Sleep disorders

A sleep disorder, or somnipathy, is a medical disorder of the sleep patterns of a person or animal. Some sleep disorders are serious enough to interfere with normal physical, mental, social and emotional functioning. Polysomnography and actigraphy are tests commonly ordered for some sleep disorders.

Disruptions in sleep can be caused by a variety of issues, from teeth grinding (bruxism) to night terrors. When a person suffers from difficulty falling asleep and/or staying asleep with no obvious cause, it is referred to as insomnia.

Sleep disorders are broadly classified into dyssomnias, parasomnias, circadian rhythm sleep disorders involving the timing of sleep, and other disorders including ones caused by medical or psychological conditions and sleeping sickness.

Some common sleep disorders include sleep apnea (stops in breathing during sleep), narcolepsy and hypersomnia (excessive sleepiness at inappropriate times), cataplexy (sudden and transient loss of muscle tone while awake), and sleeping sickness (disruption of sleep cycle due to infection). Other disorders include sleepwalking, night terrors and bed wetting. Management of sleep disturbances that are secondary to mental, medical, or substance abuse disorders should focus on the underlying conditions.

The most common sleep disorders include:

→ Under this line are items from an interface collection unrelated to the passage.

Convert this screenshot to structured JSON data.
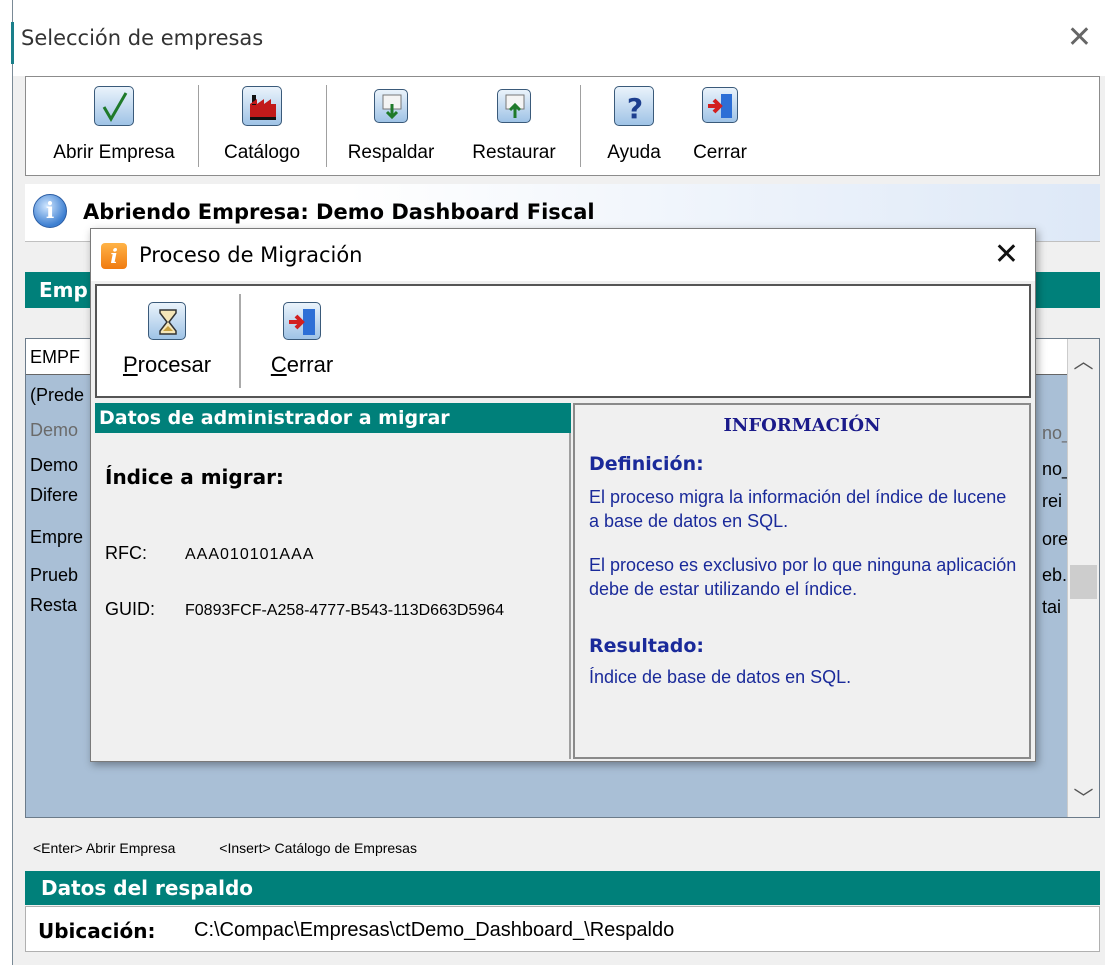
{
  "main_window": {
    "title": "Selección de empresas",
    "close_glyph": "✕"
  },
  "toolbar": {
    "items": [
      {
        "label": "Abrir Empresa",
        "icon": "checkmark-icon"
      },
      {
        "label": "Catálogo",
        "icon": "factory-icon"
      },
      {
        "label": "Respaldar",
        "icon": "backup-icon"
      },
      {
        "label": "Restaurar",
        "icon": "restore-icon"
      },
      {
        "label": "Ayuda",
        "icon": "help-icon"
      },
      {
        "label": "Cerrar",
        "icon": "exit-icon"
      }
    ]
  },
  "banner": {
    "text": "Abriendo Empresa: Demo Dashboard Fiscal",
    "icon": "info-icon"
  },
  "empresas": {
    "header_partial": "Emp",
    "column_header_partial": "EMPF",
    "rows_left": [
      "(Prede",
      "Demo",
      "Demo",
      "Difere",
      "Empre",
      "Prueb",
      "Resta"
    ],
    "rows_right": [
      "no_",
      "no_",
      "rei",
      "ore",
      "eb.",
      "tai"
    ]
  },
  "shortcuts": {
    "enter": "<Enter> Abrir Empresa",
    "insert": "<Insert> Catálogo de Empresas"
  },
  "respaldo": {
    "header": "Datos del respaldo",
    "label": "Ubicación:",
    "value": "C:\\Compac\\Empresas\\ctDemo_Dashboard_\\Respaldo"
  },
  "dialog": {
    "title": "Proceso de Migración",
    "icon": "app-info-icon",
    "close_glyph": "✕",
    "buttons": [
      {
        "accel": "P",
        "rest": "rocesar",
        "icon": "hourglass-icon"
      },
      {
        "accel": "C",
        "rest": "errar",
        "icon": "exit-icon"
      }
    ],
    "left": {
      "header": "Datos de administrador a migrar",
      "index_label": "Índice a migrar:",
      "rfc_label": "RFC:",
      "rfc_value": "AAA010101AAA",
      "guid_label": "GUID:",
      "guid_value": "F0893FCF-A258-4777-B543-113D663D5964"
    },
    "right": {
      "title": "INFORMACIÓN",
      "definition_head": "Definición:",
      "definition_text1": "El proceso migra la información del índice de lucene a base de datos en SQL.",
      "definition_text2": "El proceso es exclusivo por lo que ninguna aplicación debe de estar utilizando el índice.",
      "result_head": "Resultado:",
      "result_text": "Índice de base de datos en SQL."
    }
  },
  "colors": {
    "section_header": "#00807a",
    "info_text": "#1a2a9a",
    "list_background": "#a9bfd6"
  }
}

  • Bruxism, involuntarily grinding or clenching of the teeth while sleeping.
  • Catathrenia, nocturnal groaning during prolonged exhalation.
  • Delayed sleep phase disorder (DSPD), inability to awaken and fall asleep at socially acceptable times but no problem with sleep maintenance, a disorder of circadian rhythms.
  • Hyperpnoea syndrome, abnormally shallow breathing or slow respiratory rate while sleeping.
  • Idiopathic hypersomnia, a primary, neurologic cause of long-sleeping, sharing many similarities with narcolepsy.
  • Insomnia disorder (primary insomnia), chronic difficulty in falling asleep and/or maintaining sleep when no other cause is found for these symptoms. Insomnia can also be co morbid with or secondary to other disorders.
  • Kleine–Levin syndrome, a rare disorder characterized by persistent episodic hypersomnia and cognitive or mood changes.
  • Narcolepsy, including excessive daytime sleepiness (EDS), often culminating in falling asleep spontaneously but unwillingly at inappropriate times. About 70% of those who have narcolepsy also have cataplexy, a sudden weakness in the motor muscles that can result in collapse to the floor while retaining full conscious awareness.
  • Night terror, Pavor nocturnus, sleep terror disorder, an abrupt awakening from sleep with behavior consistent with terror.
  • Nocturia, a frequent need to get up and urinate at night. It differs from enuresis, or bed-wetting, in which the person does not arouse from sleep, but the bladder nevertheless empties.
  • Parasomnias, disruptive sleep-related events involving inappropriate actions during sleep, for example sleep walking, night-terrors and catathrenia.
  • Periodic limb movement disorder (PLMD), sudden involuntary movement of arms and/or legs during sleep, for example kicking the legs. Also known as nocturnal myoclonus. See also Hypnic jerk, which is not a disorder.
  • Rapid eye movement sleep behavior disorder (RBD), acting out violent or dramatic dreams while in REM sleep, sometimes injuring bed partner or self (REM sleep disorder or RSD).
  • Restless legs syndrome (RLS), an irresistible urge to move legs. RLS sufferers often also have PLMD.
  • Shift work sleep disorder (SWSD), a situational circadian rhythm sleep disorder. (Jet lag was previously included as a situational circadian rhythm sleep disorder, but it doesn't appear in DSM-5 (see Diagnostic and Statistical Manual of Mental Disorders)).
  • Sleep apnea, obstructive sleep apnea, obstruction of the airway during sleep, causing lack of sufficient deep sleep, often accompanied by snoring. Other forms of sleep apnea are less common. When air is blocked from entering into the lungs, the individual unconsciously gasps for air and sleep is disturbed. Stops of breathing of at least ten seconds, 30 times within seven hours of sleep, classifies as apnea. Other forms of sleep apnea include central sleep apnea and sleep-related hypoventilation.
  • Sleep paralysis, characterized by temporary paralysis of the body shortly before or after sleep. Sleep paralysis may be accompanied by visual, auditory or tactile hallucinations. Not a disorder unless severe. Often seen as part of narcolepsy.
  • Sleepwalking or somnambulism, engaging in activities normally associated with wakefulness (such as eating or dressing), which may include walking, without the conscious knowledge of the subject.
  • Somniphobia, one cause of sleep deprivation, a dread/ fear of falling asleep or going to bed. Signs of the illness include anxiety and panic attacks before and during attempts to sleep.

Treatments for sleep disorders generally can be grouped into four categories:

  • Behavioral and psychotherapeutic treatment
  • Rehabilitation and management
  • Medication
  • Other somatic treatment